- Dataset entries
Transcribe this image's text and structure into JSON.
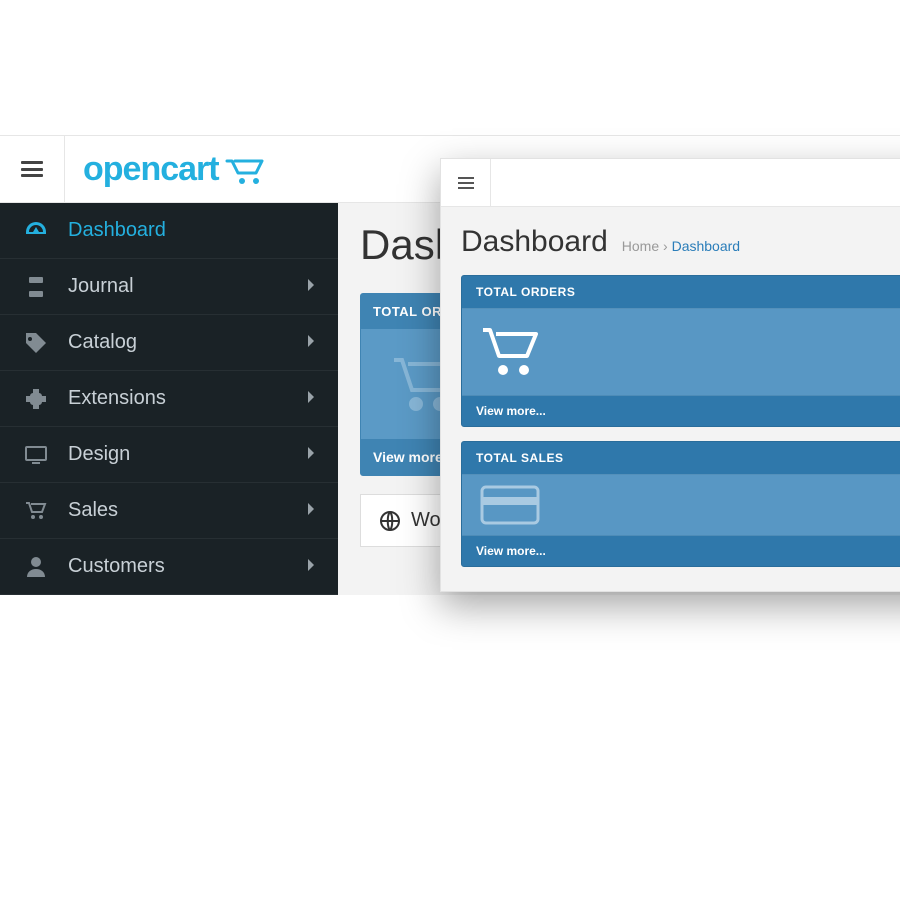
{
  "header": {
    "logo_text": "opencart"
  },
  "sidebar": {
    "items": [
      {
        "label": "Dashboard",
        "icon": "dashboard-icon",
        "active": true,
        "expandable": false
      },
      {
        "label": "Journal",
        "icon": "journal-icon",
        "active": false,
        "expandable": true
      },
      {
        "label": "Catalog",
        "icon": "tag-icon",
        "active": false,
        "expandable": true
      },
      {
        "label": "Extensions",
        "icon": "puzzle-icon",
        "active": false,
        "expandable": true
      },
      {
        "label": "Design",
        "icon": "monitor-icon",
        "active": false,
        "expandable": true
      },
      {
        "label": "Sales",
        "icon": "cart-icon",
        "active": false,
        "expandable": true
      },
      {
        "label": "Customers",
        "icon": "user-icon",
        "active": false,
        "expandable": true
      }
    ]
  },
  "main": {
    "title": "Dashboard",
    "tile_orders": {
      "label": "TOTAL ORDERS",
      "label_trunc": "TOTAL ORD",
      "view_more": "View more..."
    },
    "world_map": "World Map"
  },
  "overlay": {
    "title": "Dashboard",
    "breadcrumb_home": "Home",
    "breadcrumb_sep": "›",
    "breadcrumb_current": "Dashboard",
    "cards": {
      "orders": {
        "label": "TOTAL ORDERS",
        "view_more": "View more..."
      },
      "sales": {
        "label": "TOTAL SALES",
        "view_more": "View more..."
      }
    }
  }
}
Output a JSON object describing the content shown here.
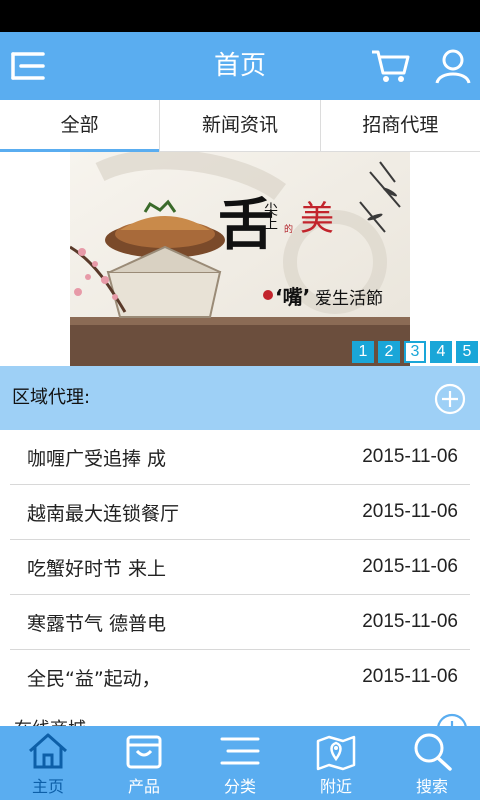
{
  "header": {
    "title": "首页",
    "menu_icon": "menu-icon",
    "cart_icon": "cart-icon",
    "user_icon": "user-icon"
  },
  "tabs": [
    {
      "label": "全部",
      "active": true
    },
    {
      "label": "新闻资讯"
    },
    {
      "label": "招商代理"
    }
  ],
  "banner": {
    "headline_main": "舌",
    "headline_small": "尖上",
    "headline_tiny": "的",
    "headline_mei": "美",
    "slogan_prefix": "‘嘴’",
    "slogan_rest": "爱生活節",
    "pages": [
      "1",
      "2",
      "3",
      "4",
      "5"
    ],
    "active_page": "3"
  },
  "section": {
    "label": "区域代理:",
    "icon": "plus-circle-icon"
  },
  "news": [
    {
      "title": "咖喱广受追捧 成",
      "date": "2015-11-06"
    },
    {
      "title": "越南最大连锁餐厅",
      "date": "2015-11-06"
    },
    {
      "title": "吃蟹好时节 来上",
      "date": "2015-11-06"
    },
    {
      "title": "寒露节气 德普电",
      "date": "2015-11-06"
    },
    {
      "title": "全民“益”起动，",
      "date": "2015-11-06"
    }
  ],
  "section2": {
    "label": "在线商城"
  },
  "bottom_nav": [
    {
      "label": "主页",
      "icon": "home-icon",
      "active": true
    },
    {
      "label": "产品",
      "icon": "bag-icon"
    },
    {
      "label": "分类",
      "icon": "list-icon"
    },
    {
      "label": "附近",
      "icon": "map-icon"
    },
    {
      "label": "搜索",
      "icon": "search-icon"
    }
  ],
  "colors": {
    "accent": "#5aadf0",
    "section_bg": "#9ed0f6",
    "pager": "#1aa6d8",
    "nav_active": "#0d5fa8"
  }
}
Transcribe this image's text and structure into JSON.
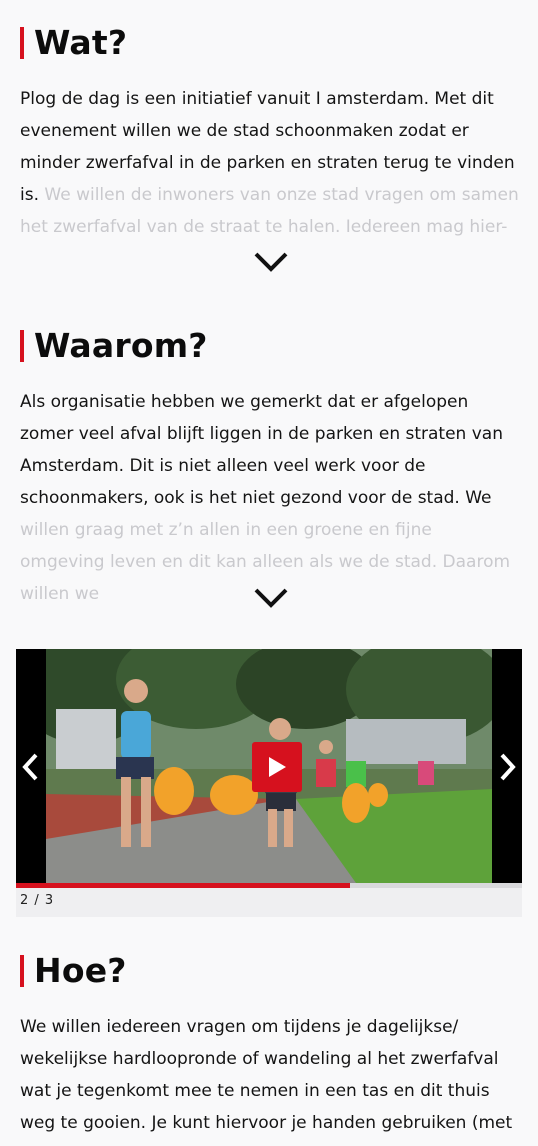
{
  "sections": [
    {
      "title": "Wat?",
      "text": "Plog de dag is een initiatief vanuit I amsterdam. Met dit evenement willen we de stad schoonmaken zodat er minder zwerfafval in de parken en straten terug te vinden is.",
      "text_faded": " We willen de inwoners van onze stad vragen om samen het zwerfafval van de straat te halen. Iedereen mag hier-"
    },
    {
      "title": "Waarom?",
      "text": "Als organisatie hebben we gemerkt dat er afgelopen zomer veel afval blijft liggen in de parken en straten van Amsterdam. Dit is niet alleen veel werk voor de schoonmakers, ook is het niet gezond voor de stad. We",
      "text_faded": " willen graag met z’n allen in een groene en fijne omgeving leven en dit kan alleen als we de stad. Daarom willen we"
    },
    {
      "title": "Hoe?",
      "text": "We willen iedereen vragen om tijdens je dagelijkse/ wekelijkse hardloopronde of wandeling al het zwerfafval wat je tegenkomt mee te nemen in een tas en dit thuis weg te gooien. Je kunt hiervoor je handen gebruiken (met",
      "text_faded": ""
    }
  ],
  "icons": {
    "expand": "chevron-down-icon",
    "prev": "chevron-left-icon",
    "next": "chevron-right-icon",
    "play": "play-icon"
  },
  "carousel": {
    "counter": "2 / 3",
    "progress": 0.66,
    "accent": "#d6111e"
  }
}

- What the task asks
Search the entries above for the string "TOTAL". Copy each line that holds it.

- Task result
      "label": "TOTAL ORDERS",
      "label_trunc": "TOTAL ORD",
        "label": "TOTAL ORDERS",
        "label": "TOTAL SALES",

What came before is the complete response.